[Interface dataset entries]

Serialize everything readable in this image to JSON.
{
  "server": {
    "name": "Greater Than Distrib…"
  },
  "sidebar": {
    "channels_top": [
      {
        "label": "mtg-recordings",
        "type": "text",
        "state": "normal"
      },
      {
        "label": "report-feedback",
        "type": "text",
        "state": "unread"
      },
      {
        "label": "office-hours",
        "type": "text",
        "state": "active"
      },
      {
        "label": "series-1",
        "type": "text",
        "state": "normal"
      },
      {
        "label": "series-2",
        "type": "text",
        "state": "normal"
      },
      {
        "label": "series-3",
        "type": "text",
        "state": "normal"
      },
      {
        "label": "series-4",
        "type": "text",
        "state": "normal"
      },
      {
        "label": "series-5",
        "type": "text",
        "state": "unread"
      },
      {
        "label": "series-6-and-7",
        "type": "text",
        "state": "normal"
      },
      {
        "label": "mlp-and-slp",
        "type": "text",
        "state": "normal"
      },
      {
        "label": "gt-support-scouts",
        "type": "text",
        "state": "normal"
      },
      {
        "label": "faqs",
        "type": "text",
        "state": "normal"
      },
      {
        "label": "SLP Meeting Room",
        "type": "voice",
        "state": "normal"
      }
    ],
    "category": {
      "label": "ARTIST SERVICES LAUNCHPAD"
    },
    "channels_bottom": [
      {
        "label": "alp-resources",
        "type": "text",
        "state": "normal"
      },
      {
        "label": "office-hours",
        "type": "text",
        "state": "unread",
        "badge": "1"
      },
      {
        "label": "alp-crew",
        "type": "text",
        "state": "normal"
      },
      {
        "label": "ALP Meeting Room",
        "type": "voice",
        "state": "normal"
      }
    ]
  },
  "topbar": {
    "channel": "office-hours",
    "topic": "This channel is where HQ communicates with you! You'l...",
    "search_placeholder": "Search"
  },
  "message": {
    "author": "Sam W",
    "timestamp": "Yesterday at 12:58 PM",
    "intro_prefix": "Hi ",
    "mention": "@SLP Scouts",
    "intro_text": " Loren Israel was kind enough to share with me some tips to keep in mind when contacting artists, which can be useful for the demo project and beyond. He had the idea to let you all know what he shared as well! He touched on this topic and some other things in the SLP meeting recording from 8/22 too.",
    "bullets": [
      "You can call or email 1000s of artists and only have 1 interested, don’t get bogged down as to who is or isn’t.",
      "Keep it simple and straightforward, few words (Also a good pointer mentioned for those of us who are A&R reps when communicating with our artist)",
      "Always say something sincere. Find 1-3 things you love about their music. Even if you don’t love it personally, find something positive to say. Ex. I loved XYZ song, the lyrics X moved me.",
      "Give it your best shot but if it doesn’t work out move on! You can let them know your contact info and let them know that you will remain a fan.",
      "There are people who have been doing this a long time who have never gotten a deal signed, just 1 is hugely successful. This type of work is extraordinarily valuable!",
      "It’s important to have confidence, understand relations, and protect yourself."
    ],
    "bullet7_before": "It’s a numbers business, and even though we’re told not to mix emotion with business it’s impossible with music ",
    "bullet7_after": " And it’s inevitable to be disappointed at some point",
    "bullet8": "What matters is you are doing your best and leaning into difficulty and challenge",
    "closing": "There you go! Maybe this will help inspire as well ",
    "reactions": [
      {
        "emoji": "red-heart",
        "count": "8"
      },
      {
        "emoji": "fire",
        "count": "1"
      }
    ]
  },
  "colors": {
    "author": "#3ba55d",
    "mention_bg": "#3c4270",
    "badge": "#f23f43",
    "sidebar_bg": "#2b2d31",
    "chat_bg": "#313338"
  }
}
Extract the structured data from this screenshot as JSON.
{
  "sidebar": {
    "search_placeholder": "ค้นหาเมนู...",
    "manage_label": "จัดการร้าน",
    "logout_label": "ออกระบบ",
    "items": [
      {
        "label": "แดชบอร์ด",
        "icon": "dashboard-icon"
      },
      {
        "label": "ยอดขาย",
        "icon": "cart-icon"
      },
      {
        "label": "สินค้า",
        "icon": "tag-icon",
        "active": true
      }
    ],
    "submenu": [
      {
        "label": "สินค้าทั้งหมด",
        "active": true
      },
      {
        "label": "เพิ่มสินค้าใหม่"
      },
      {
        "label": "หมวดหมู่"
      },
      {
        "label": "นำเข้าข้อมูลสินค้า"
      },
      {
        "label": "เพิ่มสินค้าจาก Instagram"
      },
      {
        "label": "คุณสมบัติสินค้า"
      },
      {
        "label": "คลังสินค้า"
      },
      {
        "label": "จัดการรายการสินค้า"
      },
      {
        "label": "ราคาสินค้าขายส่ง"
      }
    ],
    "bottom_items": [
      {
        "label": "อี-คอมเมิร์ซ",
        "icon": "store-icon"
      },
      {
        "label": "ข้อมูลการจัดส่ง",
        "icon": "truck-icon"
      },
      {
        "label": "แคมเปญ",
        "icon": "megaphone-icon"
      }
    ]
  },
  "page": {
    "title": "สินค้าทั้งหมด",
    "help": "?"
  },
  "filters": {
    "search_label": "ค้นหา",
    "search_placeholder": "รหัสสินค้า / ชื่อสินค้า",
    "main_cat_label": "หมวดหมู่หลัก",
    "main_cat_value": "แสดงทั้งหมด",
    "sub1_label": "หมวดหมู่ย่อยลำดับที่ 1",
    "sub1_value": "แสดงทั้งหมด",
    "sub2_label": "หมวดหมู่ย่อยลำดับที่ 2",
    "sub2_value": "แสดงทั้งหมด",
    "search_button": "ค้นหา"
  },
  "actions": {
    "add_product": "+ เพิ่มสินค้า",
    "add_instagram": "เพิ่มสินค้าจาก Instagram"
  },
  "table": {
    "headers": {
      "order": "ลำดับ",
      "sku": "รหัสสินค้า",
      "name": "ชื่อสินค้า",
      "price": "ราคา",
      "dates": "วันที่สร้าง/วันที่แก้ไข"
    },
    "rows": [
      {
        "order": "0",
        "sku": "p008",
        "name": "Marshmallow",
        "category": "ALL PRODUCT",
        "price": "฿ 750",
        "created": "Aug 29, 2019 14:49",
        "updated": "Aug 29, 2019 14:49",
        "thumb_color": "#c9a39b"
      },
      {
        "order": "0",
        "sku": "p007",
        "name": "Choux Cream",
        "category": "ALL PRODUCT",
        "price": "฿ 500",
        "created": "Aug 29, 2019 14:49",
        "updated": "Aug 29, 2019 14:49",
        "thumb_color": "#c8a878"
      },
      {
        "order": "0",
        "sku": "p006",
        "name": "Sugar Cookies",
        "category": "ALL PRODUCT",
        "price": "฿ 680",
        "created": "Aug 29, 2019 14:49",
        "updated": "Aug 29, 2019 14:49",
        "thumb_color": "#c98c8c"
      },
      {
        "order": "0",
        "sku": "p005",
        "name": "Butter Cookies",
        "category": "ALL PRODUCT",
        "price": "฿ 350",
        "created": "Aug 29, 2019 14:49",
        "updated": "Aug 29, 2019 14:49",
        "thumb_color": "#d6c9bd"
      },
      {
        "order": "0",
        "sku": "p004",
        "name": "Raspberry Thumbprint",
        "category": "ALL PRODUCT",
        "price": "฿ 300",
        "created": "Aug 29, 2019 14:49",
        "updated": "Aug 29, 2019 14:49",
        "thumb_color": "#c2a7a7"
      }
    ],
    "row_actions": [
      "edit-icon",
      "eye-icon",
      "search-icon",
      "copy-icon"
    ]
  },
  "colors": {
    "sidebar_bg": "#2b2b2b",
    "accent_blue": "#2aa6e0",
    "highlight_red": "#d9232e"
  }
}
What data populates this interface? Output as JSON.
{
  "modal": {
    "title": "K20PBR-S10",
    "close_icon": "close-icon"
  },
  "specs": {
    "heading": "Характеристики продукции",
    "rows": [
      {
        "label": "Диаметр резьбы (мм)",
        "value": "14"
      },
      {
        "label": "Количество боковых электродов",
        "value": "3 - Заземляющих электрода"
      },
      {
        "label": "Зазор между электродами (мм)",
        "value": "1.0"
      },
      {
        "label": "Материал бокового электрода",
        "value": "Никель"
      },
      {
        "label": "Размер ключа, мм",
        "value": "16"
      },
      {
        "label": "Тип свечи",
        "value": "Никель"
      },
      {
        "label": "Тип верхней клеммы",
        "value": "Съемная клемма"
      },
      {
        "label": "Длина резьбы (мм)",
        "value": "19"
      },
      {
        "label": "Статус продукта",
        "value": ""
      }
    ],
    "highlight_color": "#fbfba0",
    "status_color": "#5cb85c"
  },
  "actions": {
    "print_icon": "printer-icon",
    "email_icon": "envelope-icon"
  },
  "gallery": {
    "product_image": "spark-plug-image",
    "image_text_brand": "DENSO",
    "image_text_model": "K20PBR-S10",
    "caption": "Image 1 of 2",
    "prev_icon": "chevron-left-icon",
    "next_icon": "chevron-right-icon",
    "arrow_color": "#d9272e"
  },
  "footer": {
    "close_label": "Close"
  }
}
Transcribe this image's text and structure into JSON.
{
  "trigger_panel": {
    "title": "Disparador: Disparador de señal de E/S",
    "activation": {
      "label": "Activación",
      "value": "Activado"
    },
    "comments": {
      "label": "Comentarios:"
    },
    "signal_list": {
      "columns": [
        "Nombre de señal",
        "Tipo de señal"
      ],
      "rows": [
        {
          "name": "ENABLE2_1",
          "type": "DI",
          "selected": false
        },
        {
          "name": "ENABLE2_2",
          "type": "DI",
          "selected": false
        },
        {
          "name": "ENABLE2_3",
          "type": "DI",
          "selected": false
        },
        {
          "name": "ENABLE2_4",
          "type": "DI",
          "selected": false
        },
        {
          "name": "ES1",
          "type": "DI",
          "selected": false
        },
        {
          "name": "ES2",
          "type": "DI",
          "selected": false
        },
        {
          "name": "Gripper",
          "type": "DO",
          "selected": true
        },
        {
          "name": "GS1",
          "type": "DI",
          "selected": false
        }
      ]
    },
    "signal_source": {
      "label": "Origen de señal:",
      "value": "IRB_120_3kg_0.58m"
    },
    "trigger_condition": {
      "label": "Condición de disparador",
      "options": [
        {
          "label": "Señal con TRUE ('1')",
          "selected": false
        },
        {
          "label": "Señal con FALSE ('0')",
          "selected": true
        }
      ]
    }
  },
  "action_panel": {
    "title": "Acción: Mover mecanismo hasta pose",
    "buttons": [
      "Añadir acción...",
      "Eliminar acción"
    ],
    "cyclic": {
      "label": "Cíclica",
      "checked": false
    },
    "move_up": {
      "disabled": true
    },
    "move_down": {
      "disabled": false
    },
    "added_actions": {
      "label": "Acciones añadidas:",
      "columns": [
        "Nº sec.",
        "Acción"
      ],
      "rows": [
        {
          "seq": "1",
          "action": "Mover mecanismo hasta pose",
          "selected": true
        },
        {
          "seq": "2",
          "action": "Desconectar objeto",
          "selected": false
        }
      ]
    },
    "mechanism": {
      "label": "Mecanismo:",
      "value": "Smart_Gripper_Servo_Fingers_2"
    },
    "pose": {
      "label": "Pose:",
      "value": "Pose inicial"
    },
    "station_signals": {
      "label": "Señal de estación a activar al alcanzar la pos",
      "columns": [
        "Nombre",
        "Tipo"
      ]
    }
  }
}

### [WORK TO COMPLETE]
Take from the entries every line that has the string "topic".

### [RESULT FOR THIS TASK]
    "topic": "This channel is where HQ communicates with you! You'l...",
    "intro_text": " Loren Israel was kind enough to share with me some tips to keep in mind when contacting artists, which can be useful for the demo project and beyond. He had the idea to let you all know what he shared as well! He touched on this topic and some other things in the SLP meeting recording from 8/22 too.",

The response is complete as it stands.